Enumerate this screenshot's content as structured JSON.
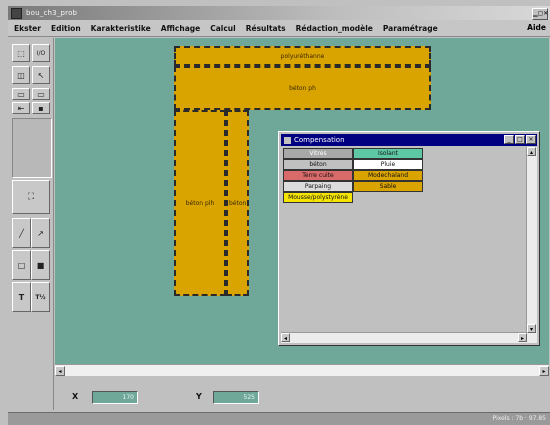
{
  "window": {
    "title": "bou_ch3_prob",
    "min_button": "▁▢✕"
  },
  "menu": {
    "items": [
      "Ekster",
      "Edition",
      "Karakteristike",
      "Affichage",
      "Calcul",
      "Résultats",
      "Rédaction_modèle",
      "Paramétrage"
    ],
    "right": "Aide"
  },
  "toolbox": {
    "tools": [
      "⬚",
      "I/O",
      "◫",
      "↖",
      "▭",
      "▭",
      "⇤",
      "▪",
      "⛶",
      "╱",
      "↗",
      "□",
      "■",
      "T",
      "T½"
    ]
  },
  "canvas": {
    "shapes": [
      {
        "label": "polyuréthanne"
      },
      {
        "label": "béton ph"
      },
      {
        "label": "béton plh"
      },
      {
        "label": "béton"
      }
    ]
  },
  "coords": {
    "x_label": "X",
    "x_value": "170",
    "y_label": "Y",
    "y_value": "525"
  },
  "status": {
    "text": "Pixels : 7b · 97.85"
  },
  "dialog": {
    "title": "Compensation",
    "materials": [
      {
        "label": "Vitres",
        "color": "#a8a8a8",
        "text_color": "#ffffff"
      },
      {
        "label": "Isolant",
        "color": "#5ec7a4",
        "text_color": "#111111"
      },
      {
        "label": "béton",
        "color": "#c0c0c0",
        "text_color": "#111111"
      },
      {
        "label": "Pluie",
        "color": "#ffffff",
        "text_color": "#111111"
      },
      {
        "label": "Terre cuite",
        "color": "#d96a6a",
        "text_color": "#111111"
      },
      {
        "label": "Modechaland",
        "color": "#d9a300",
        "text_color": "#111111"
      },
      {
        "label": "Parpaing",
        "color": "#dcdcdc",
        "text_color": "#111111"
      },
      {
        "label": "Sable",
        "color": "#d9a300",
        "text_color": "#111111"
      },
      {
        "label": "Mousse/polystyrène",
        "color": "#f4e400",
        "text_color": "#111111"
      }
    ]
  }
}
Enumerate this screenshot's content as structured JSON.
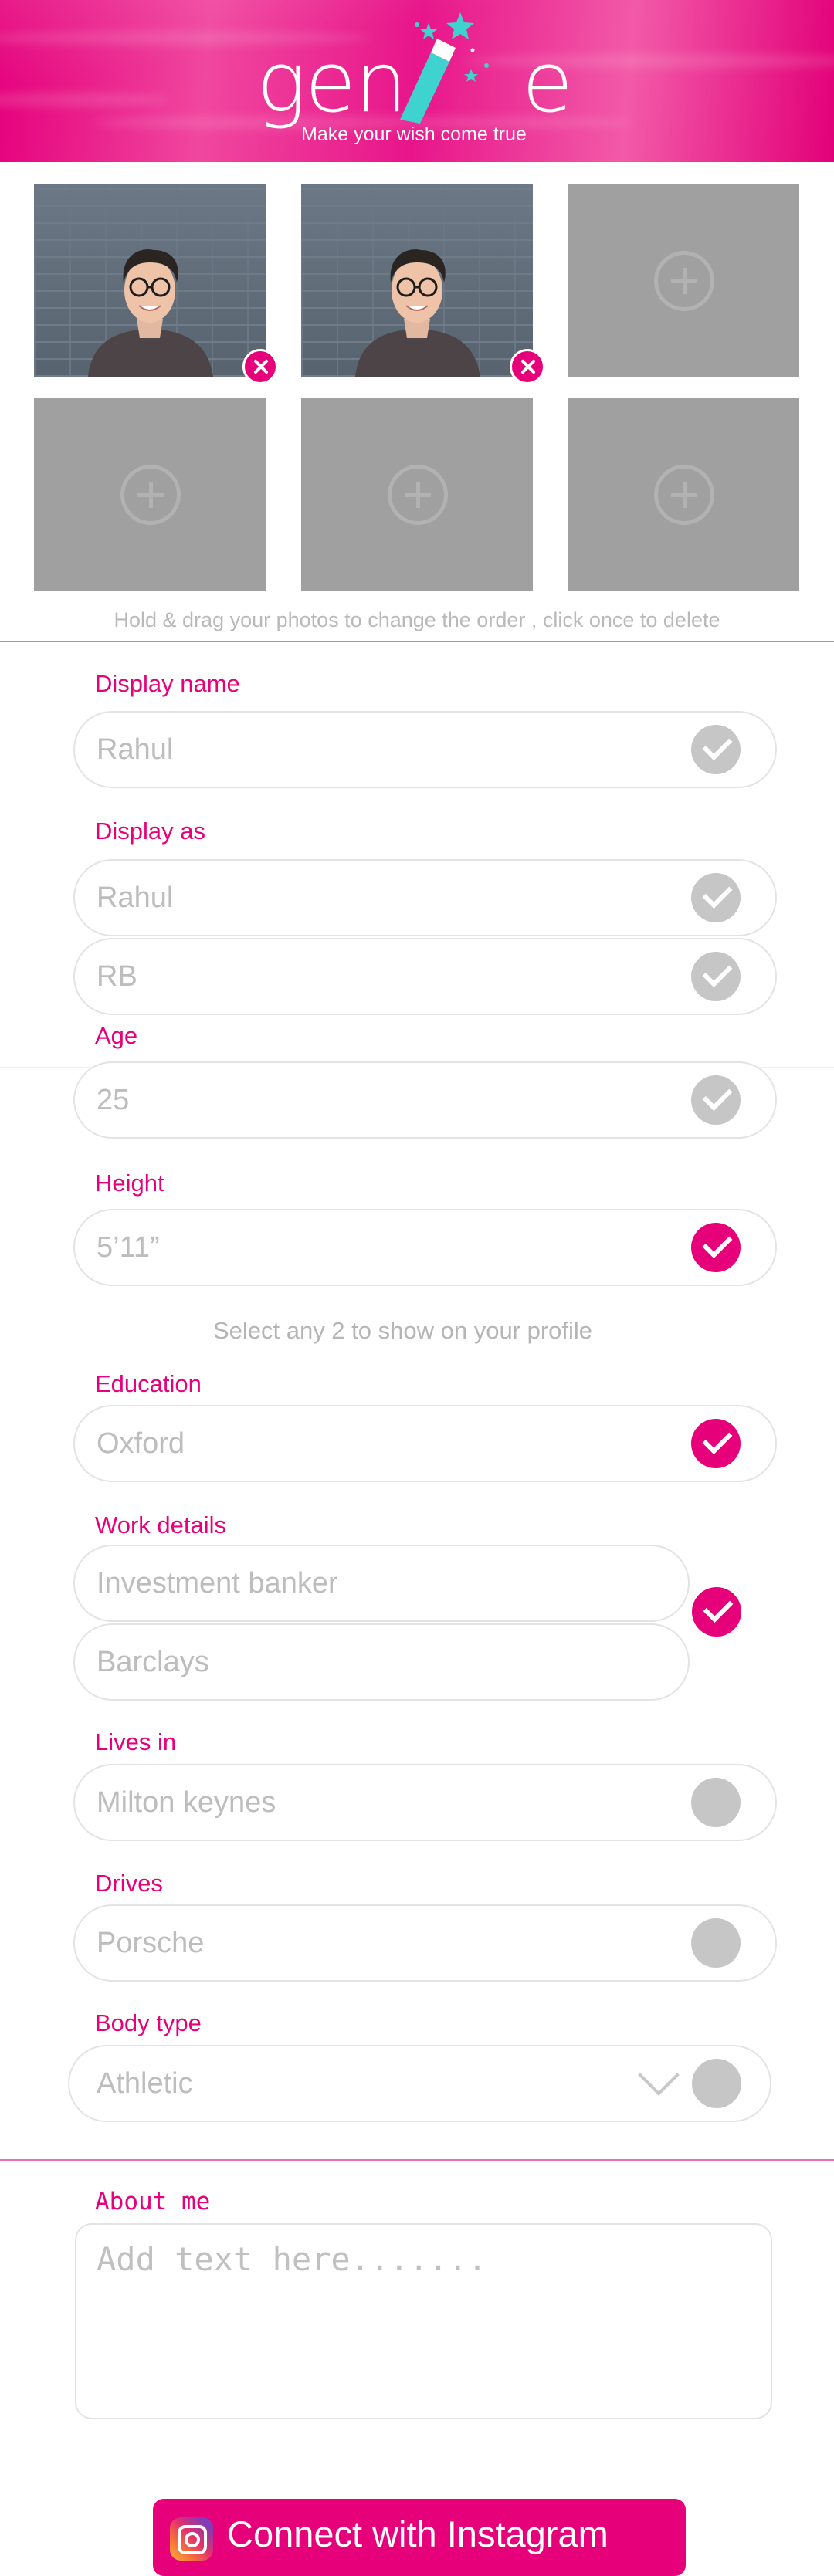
{
  "brand": {
    "logo_text_left": "gen",
    "logo_text_right": "e",
    "tagline": "Make your wish come true",
    "accent_color": "#e6007a",
    "wand_color": "#3fd3cf"
  },
  "photos": {
    "slots": [
      {
        "state": "filled",
        "icon": "delete-icon"
      },
      {
        "state": "filled",
        "icon": "delete-icon"
      },
      {
        "state": "empty",
        "icon": "add-photo-icon"
      },
      {
        "state": "empty",
        "icon": "add-photo-icon"
      },
      {
        "state": "empty",
        "icon": "add-photo-icon"
      },
      {
        "state": "empty",
        "icon": "add-photo-icon"
      }
    ],
    "hint": "Hold & drag your photos to change the order , click once to delete"
  },
  "profile": {
    "display_name": {
      "label": "Display name",
      "value": "Rahul",
      "checked": false
    },
    "display_as": {
      "label": "Display as",
      "options": [
        {
          "value": "Rahul",
          "checked": false
        },
        {
          "value": "RB",
          "checked": false
        }
      ]
    },
    "age": {
      "label": "Age",
      "value": "25",
      "checked": false
    },
    "height": {
      "label": "Height",
      "value": "5’11”",
      "checked": true
    },
    "select_hint": "Select any 2 to show on your profile",
    "education": {
      "label": "Education",
      "value": "Oxford",
      "checked": true
    },
    "work": {
      "label": "Work details",
      "title": "Investment banker",
      "company": "Barclays",
      "checked": true
    },
    "lives_in": {
      "label": "Lives in",
      "value": "Milton keynes",
      "checked": false
    },
    "drives": {
      "label": "Drives",
      "value": "Porsche",
      "checked": false
    },
    "body_type": {
      "label": "Body type",
      "value": "Athletic",
      "checked": false
    }
  },
  "about": {
    "label": "About me",
    "placeholder": "Add text here......."
  },
  "instagram": {
    "button_label": "Connect with Instagram",
    "icon": "instagram-icon"
  }
}
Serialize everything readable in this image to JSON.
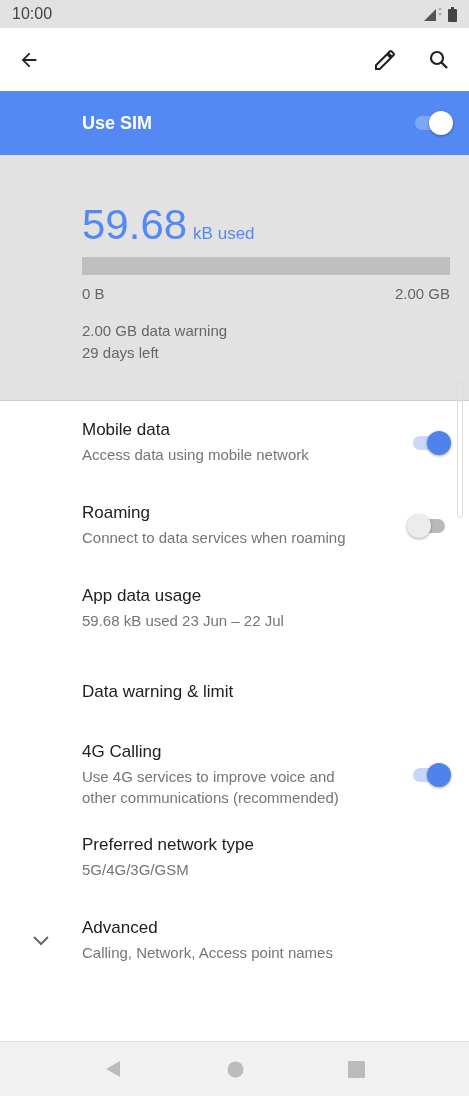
{
  "status_bar": {
    "time": "10:00"
  },
  "sim": {
    "label": "Use SIM",
    "on": true
  },
  "usage": {
    "amount": "59.68",
    "unit": "kB used",
    "level": 0,
    "min_label": "0 B",
    "max_label": "2.00 GB",
    "warning": "2.00 GB data warning",
    "days_left": "29 days left"
  },
  "settings": [
    {
      "kind": "switch",
      "title": "Mobile data",
      "subtitle": "Access data using mobile network",
      "on": true
    },
    {
      "kind": "switch",
      "title": "Roaming",
      "subtitle": "Connect to data services when roaming",
      "on": false
    },
    {
      "kind": "plain",
      "title": "App data usage",
      "subtitle": "59.68 kB used 23 Jun – 22 Jul"
    },
    {
      "kind": "plain",
      "title": "Data warning & limit"
    },
    {
      "kind": "switch",
      "title": "4G Calling",
      "subtitle": "Use 4G services to improve voice and other communications (recommended)",
      "on": true
    },
    {
      "kind": "plain",
      "title": "Preferred network type",
      "subtitle": "5G/4G/3G/GSM"
    },
    {
      "kind": "expand",
      "title": "Advanced",
      "subtitle": "Calling, Network, Access point names",
      "expanded": false
    }
  ]
}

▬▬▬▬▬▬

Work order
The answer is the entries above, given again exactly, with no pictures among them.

Answer for the task
Enumerate this screenshot's content as structured JSON.
{
  "window": {
    "title": "bou_ch3_prob",
    "min_button": "▁▢✕"
  },
  "menu": {
    "items": [
      "Ekster",
      "Edition",
      "Karakteristike",
      "Affichage",
      "Calcul",
      "Résultats",
      "Rédaction_modèle",
      "Paramétrage"
    ],
    "right": "Aide"
  },
  "toolbox": {
    "tools": [
      "⬚",
      "I/O",
      "◫",
      "↖",
      "▭",
      "▭",
      "⇤",
      "▪",
      "⛶",
      "╱",
      "↗",
      "□",
      "■",
      "T",
      "T½"
    ]
  },
  "canvas": {
    "shapes": [
      {
        "label": "polyuréthanne"
      },
      {
        "label": "béton ph"
      },
      {
        "label": "béton plh"
      },
      {
        "label": "béton"
      }
    ]
  },
  "coords": {
    "x_label": "X",
    "x_value": "170",
    "y_label": "Y",
    "y_value": "525"
  },
  "status": {
    "text": "Pixels : 7b · 97.85"
  },
  "dialog": {
    "title": "Compensation",
    "materials": [
      {
        "label": "Vitres",
        "color": "#a8a8a8",
        "text_color": "#ffffff"
      },
      {
        "label": "Isolant",
        "color": "#5ec7a4",
        "text_color": "#111111"
      },
      {
        "label": "béton",
        "color": "#c0c0c0",
        "text_color": "#111111"
      },
      {
        "label": "Pluie",
        "color": "#ffffff",
        "text_color": "#111111"
      },
      {
        "label": "Terre cuite",
        "color": "#d96a6a",
        "text_color": "#111111"
      },
      {
        "label": "Modechaland",
        "color": "#d9a300",
        "text_color": "#111111"
      },
      {
        "label": "Parpaing",
        "color": "#dcdcdc",
        "text_color": "#111111"
      },
      {
        "label": "Sable",
        "color": "#d9a300",
        "text_color": "#111111"
      },
      {
        "label": "Mousse/polystyrène",
        "color": "#f4e400",
        "text_color": "#111111"
      }
    ]
  }
}
Enumerate this screenshot's content as structured JSON.
{
  "brand": {
    "logo_text_left": "gen",
    "logo_text_right": "e",
    "tagline": "Make your wish come true",
    "accent_color": "#e6007a",
    "wand_color": "#3fd3cf"
  },
  "photos": {
    "slots": [
      {
        "state": "filled",
        "icon": "delete-icon"
      },
      {
        "state": "filled",
        "icon": "delete-icon"
      },
      {
        "state": "empty",
        "icon": "add-photo-icon"
      },
      {
        "state": "empty",
        "icon": "add-photo-icon"
      },
      {
        "state": "empty",
        "icon": "add-photo-icon"
      },
      {
        "state": "empty",
        "icon": "add-photo-icon"
      }
    ],
    "hint": "Hold & drag your photos to change the order , click once to delete"
  },
  "profile": {
    "display_name": {
      "label": "Display name",
      "value": "Rahul",
      "checked": false
    },
    "display_as": {
      "label": "Display as",
      "options": [
        {
          "value": "Rahul",
          "checked": false
        },
        {
          "value": "RB",
          "checked": false
        }
      ]
    },
    "age": {
      "label": "Age",
      "value": "25",
      "checked": false
    },
    "height": {
      "label": "Height",
      "value": "5’11”",
      "checked": true
    },
    "select_hint": "Select any 2 to show on your profile",
    "education": {
      "label": "Education",
      "value": "Oxford",
      "checked": true
    },
    "work": {
      "label": "Work details",
      "title": "Investment banker",
      "company": "Barclays",
      "checked": true
    },
    "lives_in": {
      "label": "Lives in",
      "value": "Milton keynes",
      "checked": false
    },
    "drives": {
      "label": "Drives",
      "value": "Porsche",
      "checked": false
    },
    "body_type": {
      "label": "Body type",
      "value": "Athletic",
      "checked": false
    }
  },
  "about": {
    "label": "About me",
    "placeholder": "Add text here......."
  },
  "instagram": {
    "button_label": "Connect with Instagram",
    "icon": "instagram-icon"
  }
}
Serialize everything readable in this image to JSON.
{
  "status_bar": {
    "time": "10:00"
  },
  "sim": {
    "label": "Use SIM",
    "on": true
  },
  "usage": {
    "amount": "59.68",
    "unit": "kB used",
    "level": 0,
    "min_label": "0 B",
    "max_label": "2.00 GB",
    "warning": "2.00 GB data warning",
    "days_left": "29 days left"
  },
  "settings": [
    {
      "kind": "switch",
      "title": "Mobile data",
      "subtitle": "Access data using mobile network",
      "on": true
    },
    {
      "kind": "switch",
      "title": "Roaming",
      "subtitle": "Connect to data services when roaming",
      "on": false
    },
    {
      "kind": "plain",
      "title": "App data usage",
      "subtitle": "59.68 kB used 23 Jun – 22 Jul"
    },
    {
      "kind": "plain",
      "title": "Data warning & limit"
    },
    {
      "kind": "switch",
      "title": "4G Calling",
      "subtitle": "Use 4G services to improve voice and other communications (recommended)",
      "on": true
    },
    {
      "kind": "plain",
      "title": "Preferred network type",
      "subtitle": "5G/4G/3G/GSM"
    },
    {
      "kind": "expand",
      "title": "Advanced",
      "subtitle": "Calling, Network, Access point names",
      "expanded": false
    }
  ]
}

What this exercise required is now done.